MATERIAL FOR THIS EXERCISE

———

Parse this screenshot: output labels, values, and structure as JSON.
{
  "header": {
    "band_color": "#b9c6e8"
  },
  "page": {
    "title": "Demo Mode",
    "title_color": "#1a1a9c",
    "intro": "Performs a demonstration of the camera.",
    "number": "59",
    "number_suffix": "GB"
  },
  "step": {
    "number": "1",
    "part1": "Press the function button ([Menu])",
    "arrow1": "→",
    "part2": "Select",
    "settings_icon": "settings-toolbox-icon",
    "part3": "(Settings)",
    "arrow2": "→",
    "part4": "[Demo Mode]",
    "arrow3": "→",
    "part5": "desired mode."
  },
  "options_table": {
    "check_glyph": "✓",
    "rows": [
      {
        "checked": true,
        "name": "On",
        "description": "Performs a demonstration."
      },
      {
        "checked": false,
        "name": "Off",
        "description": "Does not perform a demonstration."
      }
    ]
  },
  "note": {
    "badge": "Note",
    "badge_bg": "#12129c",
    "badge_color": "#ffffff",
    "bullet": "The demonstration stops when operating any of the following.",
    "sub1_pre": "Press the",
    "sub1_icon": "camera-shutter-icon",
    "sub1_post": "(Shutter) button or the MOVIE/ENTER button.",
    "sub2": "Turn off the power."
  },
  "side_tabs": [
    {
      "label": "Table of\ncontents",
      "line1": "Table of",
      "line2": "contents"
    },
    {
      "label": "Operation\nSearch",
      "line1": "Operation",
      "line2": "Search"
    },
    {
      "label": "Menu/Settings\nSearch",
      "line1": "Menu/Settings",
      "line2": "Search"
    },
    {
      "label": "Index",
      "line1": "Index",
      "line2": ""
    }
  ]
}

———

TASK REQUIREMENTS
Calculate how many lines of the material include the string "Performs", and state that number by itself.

REPLY
2